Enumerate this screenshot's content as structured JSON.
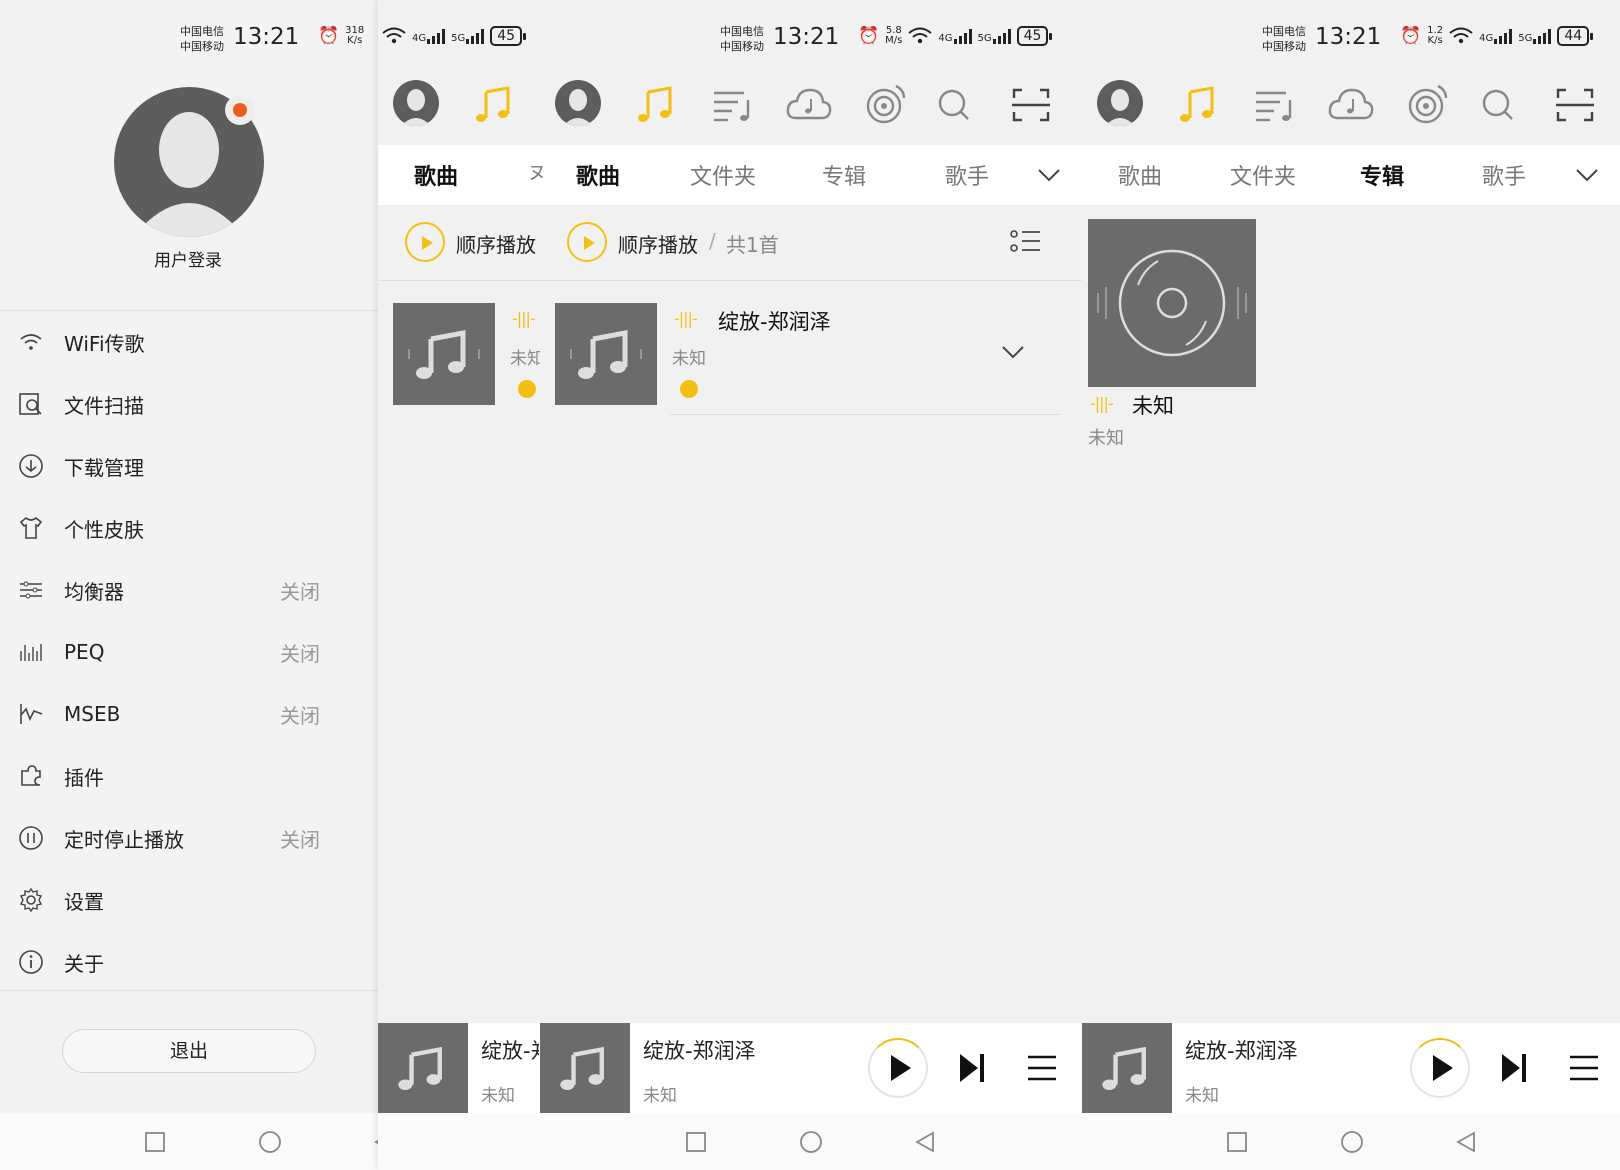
{
  "status_bars": [
    {
      "carrier1": "中国电信",
      "carrier2": "中国移动",
      "time": "13:21",
      "speed_value": "318",
      "speed_unit": "K/s",
      "sig1": "4G",
      "sig2": "5G",
      "battery": "45"
    },
    {
      "carrier1": "中国电信",
      "carrier2": "中国移动",
      "time": "13:21",
      "speed_value": "5.8",
      "speed_unit": "M/s",
      "sig1": "4G",
      "sig2": "5G",
      "battery": "45"
    },
    {
      "carrier1": "中国电信",
      "carrier2": "中国移动",
      "time": "13:21",
      "speed_value": "1.2",
      "speed_unit": "K/s",
      "sig1": "4G",
      "sig2": "5G",
      "battery": "44"
    }
  ],
  "sidebar": {
    "login_label": "用户登录",
    "items": [
      {
        "label": "WiFi传歌",
        "icon": "wifi-icon",
        "value": ""
      },
      {
        "label": "文件扫描",
        "icon": "scan-file-icon",
        "value": ""
      },
      {
        "label": "下载管理",
        "icon": "download-icon",
        "value": ""
      },
      {
        "label": "个性皮肤",
        "icon": "shirt-icon",
        "value": ""
      },
      {
        "label": "均衡器",
        "icon": "equalizer-icon",
        "value": "关闭"
      },
      {
        "label": "PEQ",
        "icon": "peq-icon",
        "value": "关闭"
      },
      {
        "label": "MSEB",
        "icon": "mseb-icon",
        "value": "关闭"
      },
      {
        "label": "插件",
        "icon": "plugin-icon",
        "value": ""
      },
      {
        "label": "定时停止播放",
        "icon": "timer-icon",
        "value": "关闭"
      },
      {
        "label": "设置",
        "icon": "gear-icon",
        "value": ""
      },
      {
        "label": "关于",
        "icon": "info-icon",
        "value": ""
      }
    ],
    "exit_label": "退出"
  },
  "tabs": {
    "songs": "歌曲",
    "folders": "文件夹",
    "albums": "专辑",
    "artists": "歌手"
  },
  "songs_view": {
    "play_order_label": "顺序播放",
    "separator": "/",
    "count_label": "共1首",
    "song_title": "绽放-郑润泽",
    "song_artist": "未知"
  },
  "album_view": {
    "album_title": "未知",
    "album_artist": "未知"
  },
  "now_playing": {
    "title": "绽放-郑润泽",
    "artist": "未知"
  },
  "colors": {
    "accent": "#f2c012",
    "thumb": "#6b6b6b"
  }
}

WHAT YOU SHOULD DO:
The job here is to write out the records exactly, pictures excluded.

SOLUTION:
Enumerate this screenshot's content as structured JSON.
{
  "status_bars": [
    {
      "carrier1": "中国电信",
      "carrier2": "中国移动",
      "time": "13:21",
      "speed_value": "318",
      "speed_unit": "K/s",
      "sig1": "4G",
      "sig2": "5G",
      "battery": "45"
    },
    {
      "carrier1": "中国电信",
      "carrier2": "中国移动",
      "time": "13:21",
      "speed_value": "5.8",
      "speed_unit": "M/s",
      "sig1": "4G",
      "sig2": "5G",
      "battery": "45"
    },
    {
      "carrier1": "中国电信",
      "carrier2": "中国移动",
      "time": "13:21",
      "speed_value": "1.2",
      "speed_unit": "K/s",
      "sig1": "4G",
      "sig2": "5G",
      "battery": "44"
    }
  ],
  "sidebar": {
    "login_label": "用户登录",
    "items": [
      {
        "label": "WiFi传歌",
        "icon": "wifi-icon",
        "value": ""
      },
      {
        "label": "文件扫描",
        "icon": "scan-file-icon",
        "value": ""
      },
      {
        "label": "下载管理",
        "icon": "download-icon",
        "value": ""
      },
      {
        "label": "个性皮肤",
        "icon": "shirt-icon",
        "value": ""
      },
      {
        "label": "均衡器",
        "icon": "equalizer-icon",
        "value": "关闭"
      },
      {
        "label": "PEQ",
        "icon": "peq-icon",
        "value": "关闭"
      },
      {
        "label": "MSEB",
        "icon": "mseb-icon",
        "value": "关闭"
      },
      {
        "label": "插件",
        "icon": "plugin-icon",
        "value": ""
      },
      {
        "label": "定时停止播放",
        "icon": "timer-icon",
        "value": "关闭"
      },
      {
        "label": "设置",
        "icon": "gear-icon",
        "value": ""
      },
      {
        "label": "关于",
        "icon": "info-icon",
        "value": ""
      }
    ],
    "exit_label": "退出"
  },
  "tabs": {
    "songs": "歌曲",
    "folders": "文件夹",
    "albums": "专辑",
    "artists": "歌手"
  },
  "songs_view": {
    "play_order_label": "顺序播放",
    "separator": "/",
    "count_label": "共1首",
    "song_title": "绽放-郑润泽",
    "song_artist": "未知"
  },
  "album_view": {
    "album_title": "未知",
    "album_artist": "未知"
  },
  "now_playing": {
    "title": "绽放-郑润泽",
    "artist": "未知"
  },
  "colors": {
    "accent": "#f2c012",
    "thumb": "#6b6b6b"
  }
}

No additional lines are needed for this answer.